“Initial reaction — shock, surprise, sadness,” Aye said Monday. “It just wasn’t something that was expected.”
Lavell White, 22, and Ali Mohammed, 19, were booked on suspicion of homicide in Santa Barbara County Jail with bail set at $1 million. They are accused to in the fatal shooting of Terence Richardson, 23, Santa Maria on Dec. 30.
Both players have been removed from the team and their teammates remain shocked and surprised.
“I mean it still hasn’t completely set in for any of us,” Aye said. “Just utter disbelief.”
On behalf of the Bulldog Athletics family, Aye began Monday’s press conference offering “our deepest condolences to the Richardson family.” Richardson is a former student at Hancock College, officials have said.
Despite having seven guys in uniform and reeling from the recent news of the players’ arrests, the Bulldogs won against Cuesta College on Saturday.
“To see this group of young men and how they came together shortly after getting this news it remains probably one of my most proud coaching moments. … They fought with everything they had together to get a win, which they rightfully deserved.,” Aye said.
In the wake of the arrests, an outpouring of support from the Hancock, Central Coast and broader sports communities has helped.
And Aye urged people to continue to back the players with “thoughts, prayers, support — in any way possible just to let them know their community is here for them.”
The Bulldogs’ next game is at home 5 p.m. Wednesday against Ventura College.
“We can’t control anything but our attitude and our effort and that’s what we reiterated today,” Aye said, adding there might be two people in the stands or 2,000 waiting at the door. “That’s way beyond our control.
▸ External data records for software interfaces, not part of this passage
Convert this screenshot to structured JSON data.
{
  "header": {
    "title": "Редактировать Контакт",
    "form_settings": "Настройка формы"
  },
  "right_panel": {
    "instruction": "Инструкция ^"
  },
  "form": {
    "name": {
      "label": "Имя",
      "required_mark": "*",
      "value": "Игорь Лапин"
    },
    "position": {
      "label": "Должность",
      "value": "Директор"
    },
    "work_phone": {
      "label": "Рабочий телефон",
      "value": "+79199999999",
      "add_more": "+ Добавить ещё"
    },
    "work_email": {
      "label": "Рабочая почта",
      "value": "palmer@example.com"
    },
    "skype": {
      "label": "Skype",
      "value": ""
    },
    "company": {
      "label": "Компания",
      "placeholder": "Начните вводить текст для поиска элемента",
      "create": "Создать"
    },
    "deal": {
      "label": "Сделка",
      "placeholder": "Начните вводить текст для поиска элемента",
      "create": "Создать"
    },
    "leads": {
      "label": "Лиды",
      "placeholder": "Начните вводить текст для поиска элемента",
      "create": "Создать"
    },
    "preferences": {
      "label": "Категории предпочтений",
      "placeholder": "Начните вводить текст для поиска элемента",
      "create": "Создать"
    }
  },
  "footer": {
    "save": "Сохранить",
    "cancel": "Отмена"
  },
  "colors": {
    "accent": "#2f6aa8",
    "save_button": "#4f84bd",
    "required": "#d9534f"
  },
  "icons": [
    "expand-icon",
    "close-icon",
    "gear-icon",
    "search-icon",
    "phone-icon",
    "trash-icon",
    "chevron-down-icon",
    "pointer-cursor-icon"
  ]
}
That’s not what our focus is.”
The team won’t gain any new members since Aye doesn’t want to waste any redshirt players’ eligibility on a partial season.
Aye noted as the community college basketball coach and instructor, mentoring and education continues on and off the court for all students to help them become young adults.
The coach said he receives multiple contacts daily from throughout California, across the nation and even from overseas from student’s eager to join the Hancock team.
“We do actively recruit and in that process we try to do as much research as possible on everybody we didn’t actually recruit,” Aye said, adding they contact coaches, family members and others.
“In a situation like this it causes everybody to pause and pay great attention to detail,” added Athletic Director Kim Ensing, an associate dean. “That goes without saying. Our coaches do a good job when it comes to establishing a relationship with a student-athlete before they even show up here. …Our coaches and our programs have been real successful sending student-athletes from Hancock to many universities all over America.”
Hancock College has a random drug testing program, checking for use of multiple substances, Ensing added.
She said Hancock is one of very few community colleges in California to voluntarily conduct drug testing of student-athletes on a random basis.
Aye said Hancock doesn’t offer scholarships so those on the various sports teams are paying their own way.
While police said the shooting suspects were Santa Maria residents, both apparently moved here to attend Hancock.
White transferred to Hancock from Polk State College, a NJCAA Division I school in Florida where he averaged nearly 10 points and five rebounds for the Eagles. The native of Gary, Ind., had prepped at Ranier Beach High School in Seattle, according to the Western State Conference.
White had been making a reputation for himself on the court so far this season. He was named Western State Conference Male Athlete of the Week for Week No. 14 last month, with the WSC website noting, “White had a big weekend for the Bulldogs” who finished in third place at the Santa Barbara City College Tournament. White averaged 18.6 points and 7.7 rebounds a game for Hancock. In the third-place game, White had a “double-double” by making with 24 points and 12 rebounds.
In a December game as part of the 77th annual Modesto Junior College Tournament, White scored 17 points while Mohammed had 10 point in their team’s 77-65 loss to Sacramento, according to the Modesto Bee. The day before the shooting, White again had a double-double, with 24 points and 10 rebounds.
Mohammed reportedly attended Dorsey High School in Los Angeles.
Hancock officials said they are committed to “high standards and dedicated to student success with mentoring programs set up to ensure the well-bring of students.”
“As we wait for more details, we are actively reviewing all policies and procedures relating to student conduct and will look for ways to enhance our support systems for all of our students to help them make choices consistent with Allan Hancock College’s high standards for ethics, responsibility and citizenship,” the college said.